3. Leave baby’s outfit until the last minute. This might sound like a silly thing to do but when babies grow as quickly as they do if you buy something in advance it may not end up fitting them at the time. At 8 months Lily has only just gone into 6-9 month clothes after a quick, unexpected growth spurt so I could potentially have bought a beautiful outfit in 3-6 months and it never been used. Also, think about how practical your baby’s outfit is. I had always envisioned Lily in a beautiful long gown but it’s just not realistic when she is constantly on the move. She’d get frustrated and it’d get filthy so instead we’re opting for something a little more understated.
4. Utilise godparents! Get them practising their supportive roles and delegate jobs to them. I’ve roped one of Lily’s godmothers into helping with the food (growing up in a pub means she’s a dab hand at a buffet!) and I’m going to get them to help me set up the hall on the day. If any of your godparents have specific skills that might be of use like cake making, graphic design for the invitations or photography, use them and (hopefully!) it will save a bit too.
5. A few simple decorations can go a long way.
Church halls are usually full of brightly coloured posters and children’s artwork which although lovely, doesn’t look very elegant. Rather than trying to decorate the entire church hall I’m going to focus on the cake display to add a little personal touch. I decided to go with pastel colours to match the invitations so I’ve ordered a few confetti balloons
, table confetti
(which I’ll chuck on all the tables), a tassle garland from one of my favourite IG shops, The Indigo Zebra
and I’ve made a few tissue paper pom poms to hang. All in all it’s cost me less than £30 but hopefully it’ll look bloody lovely!

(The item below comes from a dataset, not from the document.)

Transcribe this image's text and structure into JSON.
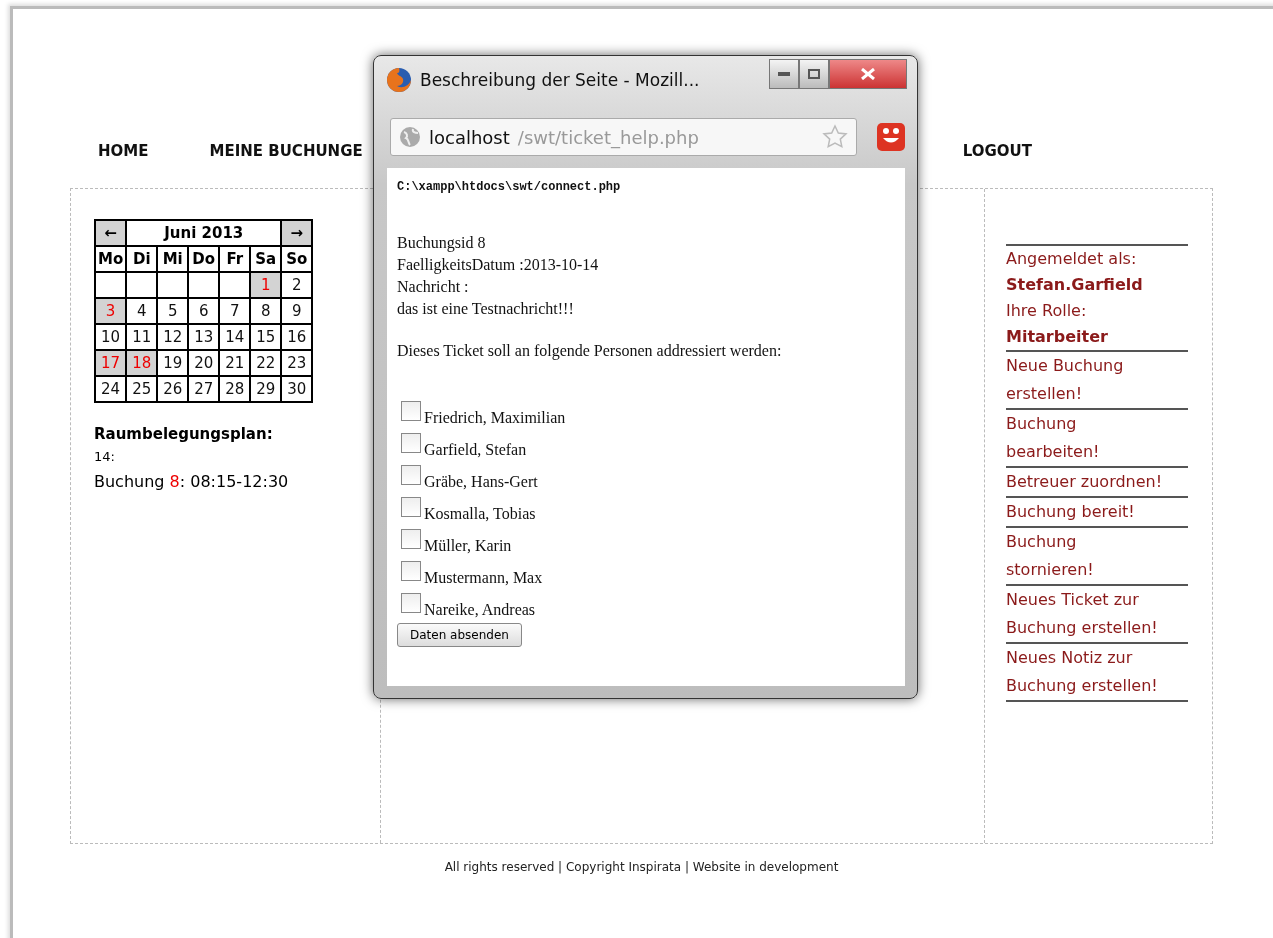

Have you or are you planning on having a christening or naming ceremony for your little one? Share any tips in the comments!
Mrs D x